This is the stuff the WordPress guru will probably forget to mention….
WordPress is a wonderful/fantastic blogging tool and simple content management system(CMS). It gets great ratings, but it has a few shortcomings when being used by an association with the intent of integrating to the AMS.
Out of the box, WordPress does not understand the concept of users(members) and their groups(roles). WordPress has 4 roles built in (Administrator, Editor, Author, and Contributor) These roles control who can create and publish content. This is wonderful inside the association, but what about the members? What about the integration?
When integrating an AMS to a CMS there are two types of integrations:
- A site button that says “Member Login”
This might take you to an AMS specific website with the AMS features you expect (Update my info, buy, renew, register, donate, etc….)
- A page level complete integration where the AMS and CMS become one
Integrated Membership, member roles, commerce, join, renew, committees, etc…, Commerce content integrated at the page level, not the site level.
The issue is that out of the box, WordPress does not understand users (members) and groups( roles, membership level, committees, boards, chapters). You can’t have users that belong to the Transportation committee and see content only for that committee. You can’t have a role called “NeedsToRenew” and show content to the members that need to renew. You can’t have a role called GoldMembership and verify users have purchased that level of membership.
So, what do you do? If you’re stuck on WordPress, then either put a button on the home page that says “Member Login” and take them to your AMS specific website, or … buy a 3rd party WordPress role management system for WordPress and integrate with that provider. They will need to write custom code so that you can reconcile membership, roles, etc… We have done this integration successfully, but don’t underestimate the amount and type of work involved.
It can be difficult to iFrame a Microsoft based AMS site into WordPress because they will probably be sitting on two different types of servers(Windows and Linux) which can easily cause certificates errors during credit card checkout.

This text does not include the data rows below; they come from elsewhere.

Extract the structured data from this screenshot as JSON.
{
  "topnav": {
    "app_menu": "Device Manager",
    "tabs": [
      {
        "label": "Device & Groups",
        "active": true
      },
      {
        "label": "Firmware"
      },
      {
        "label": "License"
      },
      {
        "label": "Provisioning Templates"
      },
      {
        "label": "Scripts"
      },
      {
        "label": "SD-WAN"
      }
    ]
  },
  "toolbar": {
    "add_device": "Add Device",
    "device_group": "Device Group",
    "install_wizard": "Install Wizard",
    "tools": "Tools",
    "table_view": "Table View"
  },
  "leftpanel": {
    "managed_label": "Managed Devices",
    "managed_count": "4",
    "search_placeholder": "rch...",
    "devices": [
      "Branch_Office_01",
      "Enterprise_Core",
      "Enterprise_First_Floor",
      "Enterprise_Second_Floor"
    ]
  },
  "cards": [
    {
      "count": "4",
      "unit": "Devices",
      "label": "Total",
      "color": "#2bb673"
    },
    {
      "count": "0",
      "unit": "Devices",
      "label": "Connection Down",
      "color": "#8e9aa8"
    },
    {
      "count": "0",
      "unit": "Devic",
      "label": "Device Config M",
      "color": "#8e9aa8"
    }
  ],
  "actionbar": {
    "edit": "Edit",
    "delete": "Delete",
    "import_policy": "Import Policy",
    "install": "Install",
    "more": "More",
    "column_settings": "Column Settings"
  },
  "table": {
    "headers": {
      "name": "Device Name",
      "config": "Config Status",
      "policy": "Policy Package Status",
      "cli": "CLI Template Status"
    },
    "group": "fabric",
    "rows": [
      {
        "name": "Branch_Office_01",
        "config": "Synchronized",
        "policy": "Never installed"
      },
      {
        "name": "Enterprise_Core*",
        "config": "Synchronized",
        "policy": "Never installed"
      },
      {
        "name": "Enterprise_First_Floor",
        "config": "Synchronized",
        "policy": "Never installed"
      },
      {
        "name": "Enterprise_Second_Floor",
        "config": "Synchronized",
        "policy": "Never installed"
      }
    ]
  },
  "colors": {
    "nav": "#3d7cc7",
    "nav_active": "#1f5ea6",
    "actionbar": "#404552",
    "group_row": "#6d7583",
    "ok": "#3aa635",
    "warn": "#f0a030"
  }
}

Having said all that, I have seen some of the best membership sites done in WordPress. I am a fan, but there are over 1000 CMS available and the top 20 can all do everything WordPress can and support groups, roles and the concept of users and members. Some associations don’t care about member roles and page level integration vs. site level, and for those, I think WP is the best.